    • Offer critical services (healthcare, education, & finance) to migrants outside the system
    • Development of new products targeted towards this improving quality of life for group
  • 11. What Drives Buying? Labor Scandal
    • Immediate Impact
    • Domestic and International press coverage
    • 45,000 investigators sent to Shanxi
    • Public acknowledgement of system failure and call for change by party
    Product Recalls
    • International witch hunt and tit-for-tat
    • Economic impact to Chinese manufacturers
    • Questions at home about products surface
    Immediate Impact
    • Immediate Impact
    • Environmental awareness took a quantum leap
      • Domestic / International press coverage
      • National support and sympathy for affected
    Taihu Lake 5.12 Earthquake
    • Immediate Impact
    • 24/ 7 news coverage – with citizen journalists first to report (twitter)
    • Intense corporate pressure to donate and manage messaging carefully
    • First time many firms experienced the “mass” media
    • 24/7 Full press coverage on TV, newspaper, blogs, &twitter
    • Public awareness of problems with food industry, and call for changes
    • Ongoing investigative reporting into other areas / other companies
    Immediate Impact Milk Scandal
  • 12. Will Green Be Profitable? For a firm to succeed, it must do the following correctly:
    • Have a clear understanding of target market
      • Why would your target purchase product/ service?
      • What is their tangible catalyst for change
    • Have a credible value proposition
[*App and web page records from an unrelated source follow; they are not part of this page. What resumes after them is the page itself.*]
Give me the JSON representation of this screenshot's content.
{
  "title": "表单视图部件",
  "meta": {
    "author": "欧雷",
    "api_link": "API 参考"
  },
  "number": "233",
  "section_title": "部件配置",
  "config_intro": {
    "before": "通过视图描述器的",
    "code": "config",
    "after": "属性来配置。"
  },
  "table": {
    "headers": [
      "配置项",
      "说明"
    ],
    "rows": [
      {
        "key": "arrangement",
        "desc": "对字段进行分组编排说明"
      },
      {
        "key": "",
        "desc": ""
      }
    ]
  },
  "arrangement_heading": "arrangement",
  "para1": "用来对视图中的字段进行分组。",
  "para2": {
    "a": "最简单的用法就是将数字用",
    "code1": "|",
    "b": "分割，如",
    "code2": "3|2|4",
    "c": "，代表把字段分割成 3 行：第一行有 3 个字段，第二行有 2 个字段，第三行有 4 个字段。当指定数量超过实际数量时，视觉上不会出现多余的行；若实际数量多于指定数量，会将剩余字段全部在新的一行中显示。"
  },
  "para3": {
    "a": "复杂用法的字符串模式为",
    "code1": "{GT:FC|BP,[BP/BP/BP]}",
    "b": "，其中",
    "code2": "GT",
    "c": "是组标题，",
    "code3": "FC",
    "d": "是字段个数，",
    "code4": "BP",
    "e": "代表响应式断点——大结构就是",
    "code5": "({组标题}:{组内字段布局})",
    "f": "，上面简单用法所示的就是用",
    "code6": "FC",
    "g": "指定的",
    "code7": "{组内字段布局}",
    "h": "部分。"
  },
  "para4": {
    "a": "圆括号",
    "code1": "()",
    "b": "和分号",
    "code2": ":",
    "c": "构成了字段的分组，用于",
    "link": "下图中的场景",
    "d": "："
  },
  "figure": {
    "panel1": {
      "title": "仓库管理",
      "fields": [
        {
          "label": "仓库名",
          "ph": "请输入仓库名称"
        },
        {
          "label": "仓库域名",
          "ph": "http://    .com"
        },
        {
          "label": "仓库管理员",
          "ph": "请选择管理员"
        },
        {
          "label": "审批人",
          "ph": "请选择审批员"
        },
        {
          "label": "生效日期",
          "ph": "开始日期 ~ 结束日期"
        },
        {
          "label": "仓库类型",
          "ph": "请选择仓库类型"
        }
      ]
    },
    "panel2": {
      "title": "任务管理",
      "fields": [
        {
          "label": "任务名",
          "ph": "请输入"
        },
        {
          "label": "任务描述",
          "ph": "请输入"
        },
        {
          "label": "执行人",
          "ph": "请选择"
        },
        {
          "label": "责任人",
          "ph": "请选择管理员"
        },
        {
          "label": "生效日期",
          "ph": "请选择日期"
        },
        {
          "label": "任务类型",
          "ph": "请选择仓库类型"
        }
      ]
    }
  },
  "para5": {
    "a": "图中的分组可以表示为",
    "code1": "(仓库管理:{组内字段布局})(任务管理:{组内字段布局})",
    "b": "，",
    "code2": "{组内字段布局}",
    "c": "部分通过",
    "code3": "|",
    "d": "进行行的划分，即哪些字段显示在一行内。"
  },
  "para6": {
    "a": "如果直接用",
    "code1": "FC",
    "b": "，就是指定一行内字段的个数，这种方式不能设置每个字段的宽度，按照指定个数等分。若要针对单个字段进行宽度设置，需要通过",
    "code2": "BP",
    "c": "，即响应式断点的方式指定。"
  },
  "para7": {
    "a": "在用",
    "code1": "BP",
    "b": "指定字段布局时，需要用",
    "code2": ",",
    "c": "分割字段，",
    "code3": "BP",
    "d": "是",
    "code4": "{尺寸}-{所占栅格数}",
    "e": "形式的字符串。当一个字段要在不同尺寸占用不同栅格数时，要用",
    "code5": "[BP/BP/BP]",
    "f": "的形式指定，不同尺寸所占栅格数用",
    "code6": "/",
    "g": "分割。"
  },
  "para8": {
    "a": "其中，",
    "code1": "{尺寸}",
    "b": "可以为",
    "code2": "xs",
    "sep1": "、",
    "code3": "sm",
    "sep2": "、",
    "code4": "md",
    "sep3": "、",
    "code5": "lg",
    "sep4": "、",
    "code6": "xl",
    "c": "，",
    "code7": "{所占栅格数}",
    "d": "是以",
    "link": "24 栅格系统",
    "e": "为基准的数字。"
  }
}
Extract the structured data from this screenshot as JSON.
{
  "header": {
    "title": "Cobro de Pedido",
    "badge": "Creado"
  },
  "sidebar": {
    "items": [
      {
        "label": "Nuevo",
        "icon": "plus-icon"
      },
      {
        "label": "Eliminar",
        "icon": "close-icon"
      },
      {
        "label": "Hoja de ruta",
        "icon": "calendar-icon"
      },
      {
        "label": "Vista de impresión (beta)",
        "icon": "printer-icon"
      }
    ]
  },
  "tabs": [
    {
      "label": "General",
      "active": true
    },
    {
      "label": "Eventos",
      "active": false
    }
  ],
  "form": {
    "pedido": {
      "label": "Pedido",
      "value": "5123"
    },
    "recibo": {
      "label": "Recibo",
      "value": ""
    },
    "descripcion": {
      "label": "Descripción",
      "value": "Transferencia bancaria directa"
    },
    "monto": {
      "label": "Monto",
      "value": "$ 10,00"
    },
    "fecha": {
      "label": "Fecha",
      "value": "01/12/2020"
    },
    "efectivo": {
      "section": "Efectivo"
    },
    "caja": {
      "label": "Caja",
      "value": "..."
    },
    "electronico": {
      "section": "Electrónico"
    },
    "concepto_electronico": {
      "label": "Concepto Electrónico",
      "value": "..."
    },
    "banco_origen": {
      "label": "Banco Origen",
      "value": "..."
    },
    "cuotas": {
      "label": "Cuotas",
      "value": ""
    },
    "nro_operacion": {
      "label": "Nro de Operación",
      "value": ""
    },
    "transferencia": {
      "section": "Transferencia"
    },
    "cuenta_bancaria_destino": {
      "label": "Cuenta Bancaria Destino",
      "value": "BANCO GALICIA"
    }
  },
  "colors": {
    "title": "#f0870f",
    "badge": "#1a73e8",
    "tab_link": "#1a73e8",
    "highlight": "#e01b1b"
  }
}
      • Being the industry leader will provide a premium, and could buy loyalty
      • Any ambiguity could lead to disaster
    • Develop organic channels
      • Using agents long term can introduce risk to distribution and markets, and increase costs
      • Consumers are looking for intimate purchasing
  • 13. Takeaways
    • The markets for green, LOHAS, and eco exist:
    • Niche markets for luxury items
    • Largest markets found in addressing the needs of middle class (organic foods / baby products)
    • Value trumps price:
    • Chinese consumers will pay premiums for safe products, but needs to be more than “green”
    • Product must have a tangible product proposition
    • Chinese are not buying green as part of mission to save Earth
    • Buying to improve their immediate environment/ community/ family
    • The problems that are faced are complex, dynamic, and growing
    • Credibility Counts:
    • Chinese consumers are looking for credibility in market.
    • Word of mouth counts for more than a label
  • 14. “ In the end, environmental, social and economic sustainability cannot be separated. A sustainable planet must include a sustainable human civilization – resilient human systems that respect the complicated relationships among poverty, human rights, economic development, environmental health, and human success” - Institute for the Future, 2008
      • Richard Brubaker
      • Founder and Managing Director, Collective Responsibility
      • Founder and Executive Volunteer, HandsOn China
      • Adjunct Professor, Sustainability and Responsible Leadership, CEIBS
      • [email_address]